“Issues have been raised about the fact that he did, in the past, work for the [Syrian] government as a diplomat,” Barchi noted, adding that Adi’s history was “well-known to us and well-known to the people who employed him.”
Barchi said that Adi “changed his directions,” and “has not said or done anything in his academic life here that would be actionable.” He did not acknowledge reports by a former student of Adi’s who told The Algemeiner — on condition of anonymity — that Adi defended Palestinian terrorism in class as a legitimate form of “resistance” to Israeli “occupation.”
“We are faced with the difficult challenge to thread the needle on free speech and academic freedom,” Barchi observed. “I just ask you to keep in mind when you hear things and those things get picked up by another newspaper, there is very often a back-story to it.”
“Trace it back to where it’s coming from and ask why is it coming from there and what’s going on,” he claimed, “and you may often get a little different perspective on those happenings.”
Rabbi Yosef Carlebach, who heads Rutgers’ Chabad House, told The Algemeiner earlier this month that while Rutgers is generally a friendly place for Jewish students and faculty, over the years administrators were “going to use the freedom of expression line to give license to absolute wrong.”
The Jewish campus group Rutgers Hillel similarly said last week that while they “certainly believe in free speech and academic freedom,” they were concerned that Chikindas, Puar and Adi each “gives voice to traditional racist, anti-Jewish tropes.”
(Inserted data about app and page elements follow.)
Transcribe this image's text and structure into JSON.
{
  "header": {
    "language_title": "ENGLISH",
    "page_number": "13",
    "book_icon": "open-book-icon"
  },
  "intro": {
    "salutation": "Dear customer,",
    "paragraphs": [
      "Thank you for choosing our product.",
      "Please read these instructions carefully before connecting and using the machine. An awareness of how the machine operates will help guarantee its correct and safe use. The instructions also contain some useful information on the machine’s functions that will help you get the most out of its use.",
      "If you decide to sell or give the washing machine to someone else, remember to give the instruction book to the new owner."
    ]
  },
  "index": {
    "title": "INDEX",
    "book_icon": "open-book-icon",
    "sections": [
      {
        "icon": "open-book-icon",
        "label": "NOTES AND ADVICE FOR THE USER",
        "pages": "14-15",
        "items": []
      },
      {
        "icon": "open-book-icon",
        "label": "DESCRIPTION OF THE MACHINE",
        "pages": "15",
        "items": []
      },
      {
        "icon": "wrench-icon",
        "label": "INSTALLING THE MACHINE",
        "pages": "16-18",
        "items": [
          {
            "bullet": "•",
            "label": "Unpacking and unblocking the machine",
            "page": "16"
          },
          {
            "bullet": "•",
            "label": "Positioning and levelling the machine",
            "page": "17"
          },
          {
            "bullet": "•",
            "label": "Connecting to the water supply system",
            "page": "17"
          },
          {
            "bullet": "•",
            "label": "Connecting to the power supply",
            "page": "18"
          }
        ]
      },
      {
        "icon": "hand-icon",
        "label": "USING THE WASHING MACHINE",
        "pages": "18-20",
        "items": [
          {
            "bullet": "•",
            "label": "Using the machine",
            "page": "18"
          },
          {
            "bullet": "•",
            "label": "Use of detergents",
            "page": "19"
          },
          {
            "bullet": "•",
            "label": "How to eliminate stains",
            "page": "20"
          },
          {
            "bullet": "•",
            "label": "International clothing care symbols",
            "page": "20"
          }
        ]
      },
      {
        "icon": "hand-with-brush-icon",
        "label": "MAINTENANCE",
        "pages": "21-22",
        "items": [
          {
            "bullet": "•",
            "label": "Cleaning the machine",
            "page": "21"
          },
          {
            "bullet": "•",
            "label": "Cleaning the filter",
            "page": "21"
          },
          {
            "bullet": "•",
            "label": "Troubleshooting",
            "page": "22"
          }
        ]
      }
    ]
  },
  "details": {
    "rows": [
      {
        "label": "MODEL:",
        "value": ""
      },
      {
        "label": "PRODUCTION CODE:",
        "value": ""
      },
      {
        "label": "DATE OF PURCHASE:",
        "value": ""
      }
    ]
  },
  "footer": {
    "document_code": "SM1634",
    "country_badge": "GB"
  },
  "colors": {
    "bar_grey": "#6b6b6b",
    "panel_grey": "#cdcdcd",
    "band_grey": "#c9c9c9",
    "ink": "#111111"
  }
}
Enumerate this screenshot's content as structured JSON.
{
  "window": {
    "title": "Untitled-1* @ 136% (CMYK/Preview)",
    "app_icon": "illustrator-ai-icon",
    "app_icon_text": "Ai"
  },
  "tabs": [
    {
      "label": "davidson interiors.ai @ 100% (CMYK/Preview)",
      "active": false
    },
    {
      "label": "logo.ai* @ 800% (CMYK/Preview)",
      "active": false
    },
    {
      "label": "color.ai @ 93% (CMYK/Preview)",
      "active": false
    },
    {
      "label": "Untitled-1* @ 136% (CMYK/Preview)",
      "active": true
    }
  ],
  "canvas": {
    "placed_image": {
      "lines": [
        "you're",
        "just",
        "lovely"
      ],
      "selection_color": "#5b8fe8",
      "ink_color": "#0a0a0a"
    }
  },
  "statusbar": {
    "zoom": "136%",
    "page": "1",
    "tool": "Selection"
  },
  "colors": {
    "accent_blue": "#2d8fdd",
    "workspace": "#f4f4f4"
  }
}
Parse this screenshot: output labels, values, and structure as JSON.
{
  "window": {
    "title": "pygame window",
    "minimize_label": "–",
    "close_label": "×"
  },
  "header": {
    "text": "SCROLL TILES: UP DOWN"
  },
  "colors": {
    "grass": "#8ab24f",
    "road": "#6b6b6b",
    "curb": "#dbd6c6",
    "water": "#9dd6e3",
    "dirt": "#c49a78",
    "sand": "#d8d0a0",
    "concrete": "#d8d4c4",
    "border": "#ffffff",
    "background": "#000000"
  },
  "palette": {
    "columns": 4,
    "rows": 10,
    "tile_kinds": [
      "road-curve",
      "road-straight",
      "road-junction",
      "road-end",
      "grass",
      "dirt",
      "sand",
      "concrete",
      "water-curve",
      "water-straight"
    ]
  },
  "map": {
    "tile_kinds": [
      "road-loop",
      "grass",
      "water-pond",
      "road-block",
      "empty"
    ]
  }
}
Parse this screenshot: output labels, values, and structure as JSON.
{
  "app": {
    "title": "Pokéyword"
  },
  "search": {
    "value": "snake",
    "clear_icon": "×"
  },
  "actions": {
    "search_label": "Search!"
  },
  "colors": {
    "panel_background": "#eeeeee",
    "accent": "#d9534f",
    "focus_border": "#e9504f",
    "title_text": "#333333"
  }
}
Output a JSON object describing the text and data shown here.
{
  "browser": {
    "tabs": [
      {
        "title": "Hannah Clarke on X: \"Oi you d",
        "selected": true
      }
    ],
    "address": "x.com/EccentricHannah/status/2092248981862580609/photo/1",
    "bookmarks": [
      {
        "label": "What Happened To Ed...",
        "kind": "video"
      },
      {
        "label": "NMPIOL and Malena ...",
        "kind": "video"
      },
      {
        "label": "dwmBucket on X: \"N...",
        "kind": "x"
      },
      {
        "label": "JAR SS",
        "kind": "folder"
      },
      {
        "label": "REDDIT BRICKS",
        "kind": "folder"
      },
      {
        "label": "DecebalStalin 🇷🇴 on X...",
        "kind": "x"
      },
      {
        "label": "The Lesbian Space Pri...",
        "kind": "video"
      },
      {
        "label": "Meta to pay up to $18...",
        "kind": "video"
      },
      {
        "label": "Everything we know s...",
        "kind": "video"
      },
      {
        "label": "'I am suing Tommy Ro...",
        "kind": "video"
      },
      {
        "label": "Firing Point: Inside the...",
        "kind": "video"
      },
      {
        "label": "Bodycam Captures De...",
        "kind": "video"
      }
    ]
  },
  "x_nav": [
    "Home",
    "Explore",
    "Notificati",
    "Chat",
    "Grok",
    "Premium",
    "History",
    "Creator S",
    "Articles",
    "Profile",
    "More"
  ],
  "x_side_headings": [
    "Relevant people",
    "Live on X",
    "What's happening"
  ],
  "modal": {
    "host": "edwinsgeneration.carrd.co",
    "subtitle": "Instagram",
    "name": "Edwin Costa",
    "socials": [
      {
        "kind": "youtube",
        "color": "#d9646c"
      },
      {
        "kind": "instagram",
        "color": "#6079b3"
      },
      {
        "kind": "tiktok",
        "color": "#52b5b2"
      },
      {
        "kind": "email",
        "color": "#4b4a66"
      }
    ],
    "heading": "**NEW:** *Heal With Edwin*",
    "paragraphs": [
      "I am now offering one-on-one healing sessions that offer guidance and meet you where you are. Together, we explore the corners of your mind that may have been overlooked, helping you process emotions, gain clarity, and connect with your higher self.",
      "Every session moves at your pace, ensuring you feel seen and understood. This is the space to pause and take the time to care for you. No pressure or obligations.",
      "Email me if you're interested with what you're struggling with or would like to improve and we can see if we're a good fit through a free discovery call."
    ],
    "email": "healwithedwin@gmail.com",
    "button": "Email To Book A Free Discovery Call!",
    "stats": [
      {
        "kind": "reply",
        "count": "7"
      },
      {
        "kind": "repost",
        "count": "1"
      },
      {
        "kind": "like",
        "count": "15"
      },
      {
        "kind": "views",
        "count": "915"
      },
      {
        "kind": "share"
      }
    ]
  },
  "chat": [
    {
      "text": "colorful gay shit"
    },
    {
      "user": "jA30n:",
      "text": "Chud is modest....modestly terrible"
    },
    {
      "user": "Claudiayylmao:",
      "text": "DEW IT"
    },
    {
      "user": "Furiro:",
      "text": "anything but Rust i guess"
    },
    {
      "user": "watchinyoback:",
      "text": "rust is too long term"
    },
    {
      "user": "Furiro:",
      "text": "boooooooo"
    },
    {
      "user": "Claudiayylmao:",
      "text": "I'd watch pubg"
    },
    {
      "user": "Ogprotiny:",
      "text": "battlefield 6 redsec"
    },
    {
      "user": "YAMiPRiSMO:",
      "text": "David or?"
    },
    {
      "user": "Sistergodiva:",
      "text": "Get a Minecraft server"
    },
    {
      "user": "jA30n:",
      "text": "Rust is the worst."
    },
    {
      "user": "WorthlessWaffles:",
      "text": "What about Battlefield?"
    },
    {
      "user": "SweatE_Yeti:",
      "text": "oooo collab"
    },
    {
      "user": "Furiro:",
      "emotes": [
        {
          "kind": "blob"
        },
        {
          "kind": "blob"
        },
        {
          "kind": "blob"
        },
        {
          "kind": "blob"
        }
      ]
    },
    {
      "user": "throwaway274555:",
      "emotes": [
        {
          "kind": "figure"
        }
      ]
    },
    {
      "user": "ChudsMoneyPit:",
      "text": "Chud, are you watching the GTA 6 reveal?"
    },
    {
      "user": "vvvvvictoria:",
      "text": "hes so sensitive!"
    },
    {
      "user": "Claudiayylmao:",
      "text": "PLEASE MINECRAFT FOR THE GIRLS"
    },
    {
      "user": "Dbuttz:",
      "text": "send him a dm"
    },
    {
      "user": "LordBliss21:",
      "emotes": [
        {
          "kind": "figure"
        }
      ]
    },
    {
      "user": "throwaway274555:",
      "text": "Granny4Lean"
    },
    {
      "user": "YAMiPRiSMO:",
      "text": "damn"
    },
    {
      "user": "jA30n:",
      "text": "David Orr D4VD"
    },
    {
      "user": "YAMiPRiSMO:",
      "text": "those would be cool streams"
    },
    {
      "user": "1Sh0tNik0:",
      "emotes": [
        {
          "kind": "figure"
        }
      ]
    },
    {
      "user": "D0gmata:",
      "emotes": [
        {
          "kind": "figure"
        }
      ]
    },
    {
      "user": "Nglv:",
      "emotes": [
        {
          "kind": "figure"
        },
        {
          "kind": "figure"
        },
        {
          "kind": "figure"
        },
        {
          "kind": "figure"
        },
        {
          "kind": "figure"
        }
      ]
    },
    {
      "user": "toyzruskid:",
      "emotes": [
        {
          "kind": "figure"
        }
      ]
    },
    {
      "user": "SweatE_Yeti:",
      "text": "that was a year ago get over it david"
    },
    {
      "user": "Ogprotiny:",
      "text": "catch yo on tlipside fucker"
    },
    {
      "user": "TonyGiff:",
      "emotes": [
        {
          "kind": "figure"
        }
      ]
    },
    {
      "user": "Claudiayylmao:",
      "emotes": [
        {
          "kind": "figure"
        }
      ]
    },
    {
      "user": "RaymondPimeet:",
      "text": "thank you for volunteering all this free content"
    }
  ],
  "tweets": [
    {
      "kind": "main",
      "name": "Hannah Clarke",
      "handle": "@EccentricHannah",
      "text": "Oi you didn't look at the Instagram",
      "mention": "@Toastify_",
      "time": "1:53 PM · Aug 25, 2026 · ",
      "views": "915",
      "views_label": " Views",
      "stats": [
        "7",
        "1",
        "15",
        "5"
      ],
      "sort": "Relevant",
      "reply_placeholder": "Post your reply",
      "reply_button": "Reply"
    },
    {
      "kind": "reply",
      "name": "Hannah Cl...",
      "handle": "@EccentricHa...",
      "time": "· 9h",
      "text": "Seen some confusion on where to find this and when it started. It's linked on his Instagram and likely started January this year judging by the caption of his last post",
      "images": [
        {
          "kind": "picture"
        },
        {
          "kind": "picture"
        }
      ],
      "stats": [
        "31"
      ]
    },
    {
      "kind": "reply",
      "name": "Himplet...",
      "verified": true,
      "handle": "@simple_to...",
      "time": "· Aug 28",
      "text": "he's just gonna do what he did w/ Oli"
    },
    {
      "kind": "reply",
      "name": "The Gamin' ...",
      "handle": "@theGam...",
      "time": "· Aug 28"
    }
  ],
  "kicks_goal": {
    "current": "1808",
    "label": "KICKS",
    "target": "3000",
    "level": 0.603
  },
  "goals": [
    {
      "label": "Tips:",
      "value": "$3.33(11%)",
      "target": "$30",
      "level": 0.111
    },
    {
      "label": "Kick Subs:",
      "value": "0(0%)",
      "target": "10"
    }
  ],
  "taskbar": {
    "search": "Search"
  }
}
The “hiring of such professors has brought national shame and embarrassment to our university, with negative media coverage across the spectrum, from NPR to Fox News,” Hillel added. “It contributes to a feeling among many that universities, as a whole, have lost their moral compass.”